What are types of research-oriented databases?

  • bibliographic: containing citations or references to articles or books which you must then locate in another place. These databases are often called indexes or online indexes. In the case of library library catalogs, they are often called OPACs (Online Public Access Catalogs).
  • full-text: containing the entire article from a newspaper, magazine, book, or encyclopedia. In the past, articles were only available in plain text. However, new technologies are making it possible to include the graphics and images. When a database is full-text, usually all words in the article are searchable.
  • numeric: containing numbers, statistics, or dates
  • visual: containing images, photos, etc.

Isn't the Web the biggest and best database?

The Web isn't actually a database because it isn't really organized and consistent.

The first databases which began to appear widely in libraries in the 1980s were automated library catalogs. A record for each book was entered in a database which contained fields for Title, Author, Publisher, Subject, etc. With the development of CD-ROMs and the Internet in the late 1980s and 1990s, many databases of periodical indexes (previously available only in print versions) became available online. That's why you will see that databases don't always cover periods before the mid-1980s. Information before that time was not "born digital." It needs scanning in order to be put online.

Why do I need databases if everything I need can be found Web?

There is a tremendous amount of information that is NOT available on the web. Even if information is delivered via the Web, it may not be free. This is what is known as the "invisible" or "deep" web.

As a college student, you need to know that there are thousands of databases available through libraries. Many databases are extremely expensive and require subscriptions that can cost upwards of $30,000 per year. You will find these in libraries.

Is what I find in a database more reliable than what is found on the Web?

Information is database has at least been selected by editors. For periodical databases, the articles were printed first in an magazine, journal, or newspaper which had editors. Many database add value to the content by organizing it and by adding subjects.

In contrast, anyone can put up anything on the Web. Some of it is edited, selected, and monitored, but much of it is not.
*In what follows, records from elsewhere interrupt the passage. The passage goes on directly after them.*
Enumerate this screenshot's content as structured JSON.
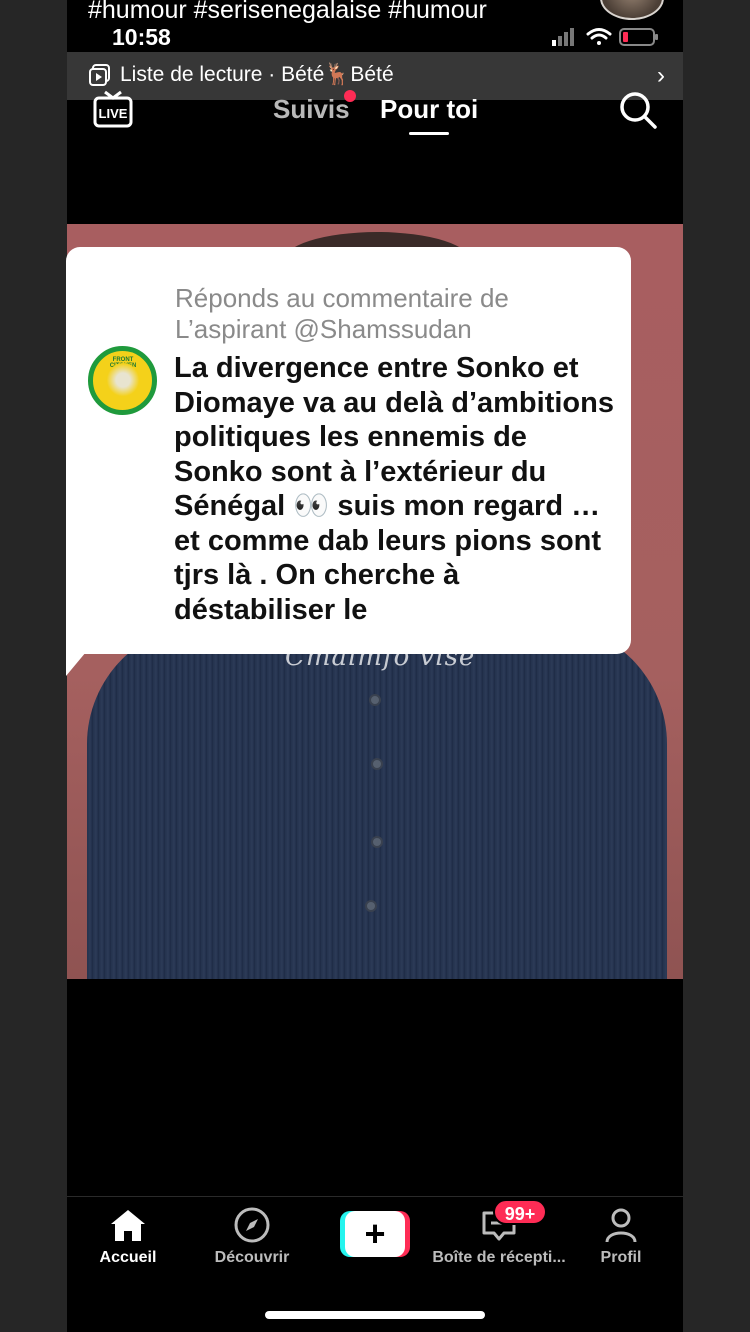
{
  "overlay": {
    "hashtags": "#humour #serisenegalaise #humour"
  },
  "status_bar": {
    "time": "10:58"
  },
  "playlist": {
    "label": "Liste de lecture · Bété🦌Bété",
    "chevron": "›"
  },
  "top_nav": {
    "live_label": "LIVE",
    "tab_following": "Suivis",
    "tab_for_you": "Pour toi"
  },
  "video": {
    "watermark": "Cmaimfo vise"
  },
  "reply": {
    "header": "Réponds au commentaire de L’aspirant @Shamssudan",
    "avatar_text": "FRONT CITOYEN",
    "body": "La divergence entre Sonko et Diomaye va au delà d’ambitions politiques les ennemis de Sonko sont à l’extérieur du Sénégal 👀 suis mon regard …et comme dab leurs pions sont tjrs là . On cherche à déstabiliser le"
  },
  "bottom_nav": {
    "home": "Accueil",
    "discover": "Découvrir",
    "create": "+",
    "inbox": "Boîte de récepti...",
    "inbox_badge": "99+",
    "profile": "Profil"
  },
  "colors": {
    "accent": "#fe2c55",
    "cyan": "#25f4ee",
    "video_bg": "#a85e60",
    "avatar_ring": "#1f9a3c",
    "avatar_fill": "#f4d11a"
  },
  "icons": [
    "playlist-icon",
    "live-icon",
    "search-icon",
    "home-icon",
    "compass-icon",
    "inbox-icon",
    "profile-icon",
    "wifi-icon",
    "signal-icon",
    "battery-icon"
  ]
}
And the formats can vary widely so it is sometimes hard to know exactly what it is you have found. See also: Hoax Sites

Which databases are available at the Otis Library?

Otis Library subscribes to (and pays for) many different databases which are geared specifically towards college students. To see the list, click on Databases in the navigation bar.

Are there other databases that I can access elsewhere?

Yes, there are hundreds of available databases. Otis subscribes only to a small handful which should serve you well for most assignments. However, if you are eager to do more in-debth research, try going to the Los Angeles Public Library or Loyola Marymount Univeristy. See also: Other Los Angeles Libraries

Lastly, please keep in mind that not everything is available online. Books are still important sources for your research needs.